Start of Block

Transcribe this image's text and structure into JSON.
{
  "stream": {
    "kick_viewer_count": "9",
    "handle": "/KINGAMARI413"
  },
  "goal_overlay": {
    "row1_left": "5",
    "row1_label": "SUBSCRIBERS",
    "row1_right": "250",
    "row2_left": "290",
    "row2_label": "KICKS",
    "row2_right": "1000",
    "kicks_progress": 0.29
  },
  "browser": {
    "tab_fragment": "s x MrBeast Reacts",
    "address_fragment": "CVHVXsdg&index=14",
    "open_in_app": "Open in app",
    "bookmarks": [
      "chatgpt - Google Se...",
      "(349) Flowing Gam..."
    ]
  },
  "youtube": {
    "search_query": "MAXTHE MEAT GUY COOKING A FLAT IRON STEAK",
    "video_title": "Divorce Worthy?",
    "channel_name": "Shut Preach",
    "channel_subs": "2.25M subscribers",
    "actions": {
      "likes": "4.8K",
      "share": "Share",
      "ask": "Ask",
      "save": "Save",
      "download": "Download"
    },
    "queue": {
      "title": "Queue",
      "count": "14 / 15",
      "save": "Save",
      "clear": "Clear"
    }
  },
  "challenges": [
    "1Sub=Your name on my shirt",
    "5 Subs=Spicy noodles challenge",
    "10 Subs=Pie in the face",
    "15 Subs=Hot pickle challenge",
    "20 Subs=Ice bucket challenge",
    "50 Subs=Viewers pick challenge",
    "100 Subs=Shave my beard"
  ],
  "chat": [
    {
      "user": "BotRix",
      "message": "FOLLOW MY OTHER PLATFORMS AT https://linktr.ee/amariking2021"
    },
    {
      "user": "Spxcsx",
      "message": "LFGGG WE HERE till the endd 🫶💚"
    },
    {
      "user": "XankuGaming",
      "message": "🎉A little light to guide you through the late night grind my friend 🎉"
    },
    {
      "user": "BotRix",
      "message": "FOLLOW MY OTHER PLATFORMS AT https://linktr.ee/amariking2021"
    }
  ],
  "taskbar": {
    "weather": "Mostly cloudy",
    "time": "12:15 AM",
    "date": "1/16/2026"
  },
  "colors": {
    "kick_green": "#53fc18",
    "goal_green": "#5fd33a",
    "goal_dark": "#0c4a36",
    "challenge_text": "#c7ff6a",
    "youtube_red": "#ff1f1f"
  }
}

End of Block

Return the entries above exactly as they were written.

Transcribe this image's text and structure into JSON.
{
  "stream": {
    "kick_viewer_count": "9",
    "handle": "/KINGAMARI413"
  },
  "goal_overlay": {
    "row1_left": "5",
    "row1_label": "SUBSCRIBERS",
    "row1_right": "250",
    "row2_left": "290",
    "row2_label": "KICKS",
    "row2_right": "1000",
    "kicks_progress": 0.29
  },
  "browser": {
    "tab_fragment": "s x MrBeast Reacts",
    "address_fragment": "CVHVXsdg&index=14",
    "open_in_app": "Open in app",
    "bookmarks": [
      "chatgpt - Google Se...",
      "(349) Flowing Gam..."
    ]
  },
  "youtube": {
    "search_query": "MAXTHE MEAT GUY COOKING A FLAT IRON STEAK",
    "video_title": "Divorce Worthy?",
    "channel_name": "Shut Preach",
    "channel_subs": "2.25M subscribers",
    "actions": {
      "likes": "4.8K",
      "share": "Share",
      "ask": "Ask",
      "save": "Save",
      "download": "Download"
    },
    "queue": {
      "title": "Queue",
      "count": "14 / 15",
      "save": "Save",
      "clear": "Clear"
    }
  },
  "challenges": [
    "1Sub=Your name on my shirt",
    "5 Subs=Spicy noodles challenge",
    "10 Subs=Pie in the face",
    "15 Subs=Hot pickle challenge",
    "20 Subs=Ice bucket challenge",
    "50 Subs=Viewers pick challenge",
    "100 Subs=Shave my beard"
  ],
  "chat": [
    {
      "user": "BotRix",
      "message": "FOLLOW MY OTHER PLATFORMS AT https://linktr.ee/amariking2021"
    },
    {
      "user": "Spxcsx",
      "message": "LFGGG WE HERE till the endd 🫶💚"
    },
    {
      "user": "XankuGaming",
      "message": "🎉A little light to guide you through the late night grind my friend 🎉"
    },
    {
      "user": "BotRix",
      "message": "FOLLOW MY OTHER PLATFORMS AT https://linktr.ee/amariking2021"
    }
  ],
  "taskbar": {
    "weather": "Mostly cloudy",
    "time": "12:15 AM",
    "date": "1/16/2026"
  },
  "colors": {
    "kick_green": "#53fc18",
    "goal_green": "#5fd33a",
    "goal_dark": "#0c4a36",
    "challenge_text": "#c7ff6a",
    "youtube_red": "#ff1f1f"
  }
}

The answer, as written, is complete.